- God gave Sam a sign. God has been incommunicado since season five, but now he’s back (maybe.)
- The angels are scared that this is the end. Parallel with the demons, season four.
- Sam is seeking redemption. Season five.
- Sam requiring purification. Seasons 1-5, but really it did happen in season 8.
- The bad guy is consuming souls. See season six (and I think nine as well).
- Castiel and the brain probing helmet, season nine.
- Sam and Dean have a renewed purpose. Season five, which seems to be the big winner this round.
So what is Carver, Dabb, and company trying to accomplish with all these parallels?
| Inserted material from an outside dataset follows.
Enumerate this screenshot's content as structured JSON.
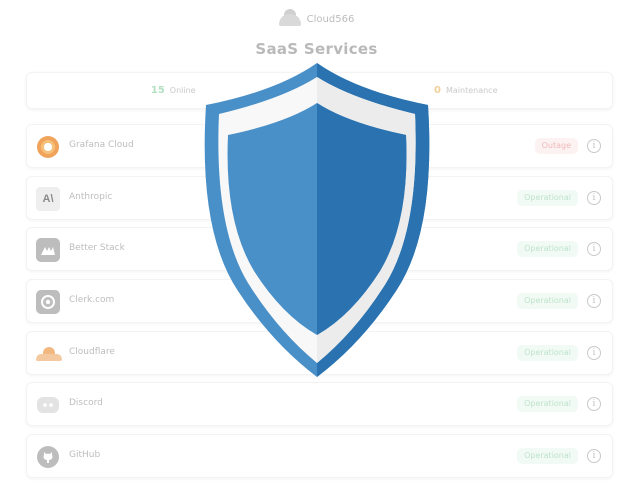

Is this all supposed to be a clue that perhaps Sam and Dean aren’t in reality? Maybe this is all a dream? Will these parallels all lead to a purpose, or is it just something diversion-y to see if fans are paying attention? Is it brilliance or lazy writing? Time will only tell but given how obvious the clues were, I’d be very disappointed if they amounted to nothing.
Who loved watching Sam “MacGyver” the stun gun from parts from the hardware store? I’m not sure how many know, but one of Jared’s early acting roles was the pilot for “Young MacGyver.” Talk about coming full circle.
Kudos to Dabb remembering continuity and the MOL bunker library still being a mess after the events at the end of last season. I love continuity.
Best Quote: “I’m sorry Agent Pathetic-has-been-rock-star. Did I offend your delicate sensibilities?” I’m so glad wisecracking Crowley is back.
Since they’re on the subject of purification, one thing I wish they would address that would end the countless speculation that I keep reading is Sam and his demon blood. From what I know, Sam was purified of the demon blood during the trials. That was stated in “The Great Escapist.” No, he didn’t finish the trials, but the trials were to end in his death. His purification still happened through the illness. It burned his organs, aka the purification. The comment was made a couple of times during my interviews at Comic Con that the demon blood was no longer in play. No, it wasn’t a flat out “The trials purified Sam” or “When he was possessed by Gadreel he was cleansed” (I’m very certain it’s the former), but from what I understand, this isn’t coming up again. I know this show is often guilty of leaving breadcrumbs more than flat out saying things, but from every impression I’ve gotten so far demon blood in Sam is old news.
All in all, a very exciting and enjoyable hour. I give Mr. Dabb an A, despite the obvious parallels to prior seasons that could likely go nowhere. I’ll give him the benefit of the doubt that this might all lead to something because I was so damned entertained. Next week, the dreaded Brad and Eugenie script. I’ll try my best to be objective, but all it’ll take is one bad line for me to be chucking tv bricks in extreme frustration. They have a knack for triggering my short fuse. Let’s see if what we get remotely follows continuity. I just might be happy with that.